Home Equity Loan Pitfalls And How To Avoid Them
If you've lived in your home for a few years and property values have remained the same or higher, your monthly mortgage payments have helped you build up equity. That means that when you need cash, tapping into your home’s equity can be a good way to get it. Both home equity loans and home equity lines of credit let you borrow from that equity at low interest rates, which makes them very appealing.
However, you have to be careful with home equity. Whether you get a loan or a line of credit, interest rates are low because the loan is secured by your home — meaning that if you don't pay your bills, your house is on the line.
But don't let that scare you off. Home equity can be a valuable resource as long as you use it wisely. Here are five home equity loan pitfalls and how you can avoid them.
Pitfall: Making an unrealistic payment plan
Because your home is collateral for these loans, it's important to have a payment plan that works for your finances. Before you start looking for a loan, it's important to look at your budget. What kind of monthly loan payment could you realistically afford?
Don't expect drastic budget cuts or financial windfalls to make loan payments easier — plan around what you can afford right now. Even if this means getting a smaller loan, It's for the best in the long run.
Pitfall: Getting stuck with unexpected costs
Just like any loan, a home equity loan or home equity line of credit comes with a lot of fine print — and you want to read every word of it. When you're shopping for a loan, be sure to find out all of the details. You'll want to know:
● What's the interest rate? Is it adjustable or fixed?
● What are my payments? Will they change over time? Is there a balloon payment at the end of the loan?
● What are my closing costs?
● Are there pre-payment penalties? If you may pay your loan off early, this is especially important.
To be sure you can afford the loan you're signing on for, you'll want to know all of these details so you aren't saddled with unexpected — or unaffordable — costs later.
Pitfall: Not being able to manage interest rate adjustments
It can be tempting to get an adjustable rate loan (common for home equity lines of credit) because the initial interest rate is lower. However, this can create problems if you aren't prepared for interest rates to go up — and your payment to go up, with it.
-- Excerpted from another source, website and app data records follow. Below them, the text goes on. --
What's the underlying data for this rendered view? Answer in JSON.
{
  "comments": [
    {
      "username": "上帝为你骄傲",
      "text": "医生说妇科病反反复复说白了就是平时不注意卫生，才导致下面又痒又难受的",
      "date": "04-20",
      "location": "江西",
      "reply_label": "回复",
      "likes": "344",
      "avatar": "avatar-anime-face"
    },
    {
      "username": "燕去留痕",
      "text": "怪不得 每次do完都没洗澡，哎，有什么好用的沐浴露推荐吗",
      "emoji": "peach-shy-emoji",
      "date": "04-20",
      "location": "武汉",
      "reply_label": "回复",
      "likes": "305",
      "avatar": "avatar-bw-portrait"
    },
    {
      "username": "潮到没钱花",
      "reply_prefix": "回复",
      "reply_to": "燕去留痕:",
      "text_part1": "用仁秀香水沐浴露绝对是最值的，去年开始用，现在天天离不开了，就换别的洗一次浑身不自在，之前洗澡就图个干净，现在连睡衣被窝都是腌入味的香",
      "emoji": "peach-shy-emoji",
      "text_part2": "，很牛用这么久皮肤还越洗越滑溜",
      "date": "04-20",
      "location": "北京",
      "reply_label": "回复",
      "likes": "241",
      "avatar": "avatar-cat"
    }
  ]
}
This is back to being sure you can afford the loan you're getting. Be sure you know whether your payments may change and, if so, how often and by how much. When you're considering your budget, remember that your loan payments could go up — and you'll still have to pay them.
Pitfall: Getting the wrong kind of loan
While you may assume a home equity loan and a home equity line of credit are interchangeable, these two financial products work differently. A home equity loan is exactly what it sounds like: a loan that gives you a set amount of money that you pay back over time. Interest rates on these loans are typically fixed and payments are the same for the life of the loan. This is an ideal option for predictability, but you may not need (or want) a lump sum all at once.
A home equity line of credit is a bit more like a credit card — only one tied to the equity of your home. Your line of credit is good for up to a certain dollar amount, and you can borrow from it until you reach that dollar amount, then you pay back what you've borrowed. The payments on these are less predictable because they vary based on how much you've borrowed — plus the interest rate is typically adjustable, meaning your interest (and thus payment) can go up. This allows a lot more flexibility, but budgeting for changing can be trickier.
Depending on what you need the money for, a loan or line of credit may make more sense. Be sure you're getting the right type of loan for your situation.
Pitfall: Using your home equity as an easy out
If you're in financial trouble, borrowing against your home's equity can seem like a good solution. However, if you borrow to solve a problem but never address the issues that caused it, you're just going to get back into trouble — only now you're risking your house to do it.
For example, you might borrow against your equity in order to pay off high interest credit card bills with a low interest equity loan. This can be a good way to get out of debt and save money on interest — but if you continue the spending habits that got you into credit card debt in the first place, you'll soon find yourself back at square one. When you're borrowing against your home equity, you want to be sure you're practicing good financial habits.
Consider a home equity loan or line of credit from PenFed
We offer loans and lines of credit with low interest rates and payment plans to fit any budget. Our low APR home equity products allow for a low cost way to access your equity, whether you're looking to remodel or fund your dream vacation.